==== Task inputs ====
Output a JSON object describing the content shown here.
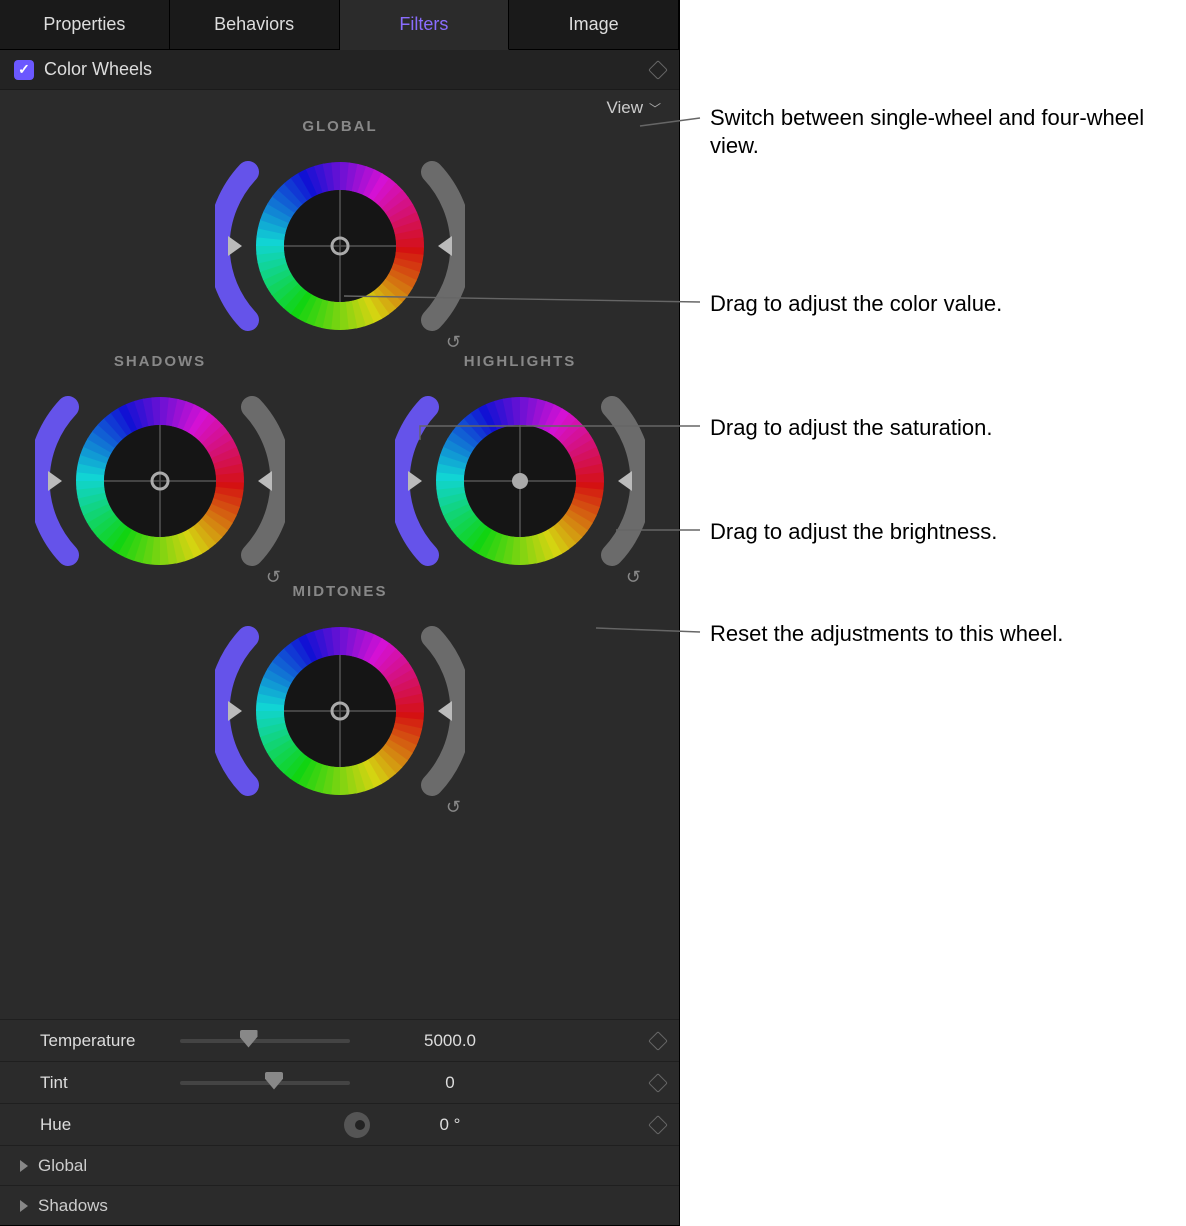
{
  "tabs": {
    "properties": "Properties",
    "behaviors": "Behaviors",
    "filters": "Filters",
    "image": "Image",
    "active": "filters"
  },
  "section": {
    "title": "Color Wheels",
    "enabled": true
  },
  "view_menu": {
    "label": "View"
  },
  "wheels": {
    "global": "GLOBAL",
    "shadows": "SHADOWS",
    "highlights": "HIGHLIGHTS",
    "midtones": "MIDTONES"
  },
  "params": {
    "temperature": {
      "label": "Temperature",
      "value": "5000.0",
      "pos": 35
    },
    "tint": {
      "label": "Tint",
      "value": "0",
      "pos": 50
    },
    "hue": {
      "label": "Hue",
      "value": "0 °"
    }
  },
  "disclosures": {
    "global": "Global",
    "shadows": "Shadows"
  },
  "callouts": {
    "view": "Switch between single-wheel and four-wheel view.",
    "color": "Drag to adjust the color value.",
    "sat": "Drag to adjust the saturation.",
    "bright": "Drag to adjust the brightness.",
    "reset": "Reset the adjustments to this wheel."
  }
}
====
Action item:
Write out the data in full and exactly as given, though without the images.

Solved problem:
Output a JSON object describing the content shown here.
{
  "tabs": {
    "properties": "Properties",
    "behaviors": "Behaviors",
    "filters": "Filters",
    "image": "Image",
    "active": "filters"
  },
  "section": {
    "title": "Color Wheels",
    "enabled": true
  },
  "view_menu": {
    "label": "View"
  },
  "wheels": {
    "global": "GLOBAL",
    "shadows": "SHADOWS",
    "highlights": "HIGHLIGHTS",
    "midtones": "MIDTONES"
  },
  "params": {
    "temperature": {
      "label": "Temperature",
      "value": "5000.0",
      "pos": 35
    },
    "tint": {
      "label": "Tint",
      "value": "0",
      "pos": 50
    },
    "hue": {
      "label": "Hue",
      "value": "0 °"
    }
  },
  "disclosures": {
    "global": "Global",
    "shadows": "Shadows"
  },
  "callouts": {
    "view": "Switch between single-wheel and four-wheel view.",
    "color": "Drag to adjust the color value.",
    "sat": "Drag to adjust the saturation.",
    "bright": "Drag to adjust the brightness.",
    "reset": "Reset the adjustments to this wheel."
  }
}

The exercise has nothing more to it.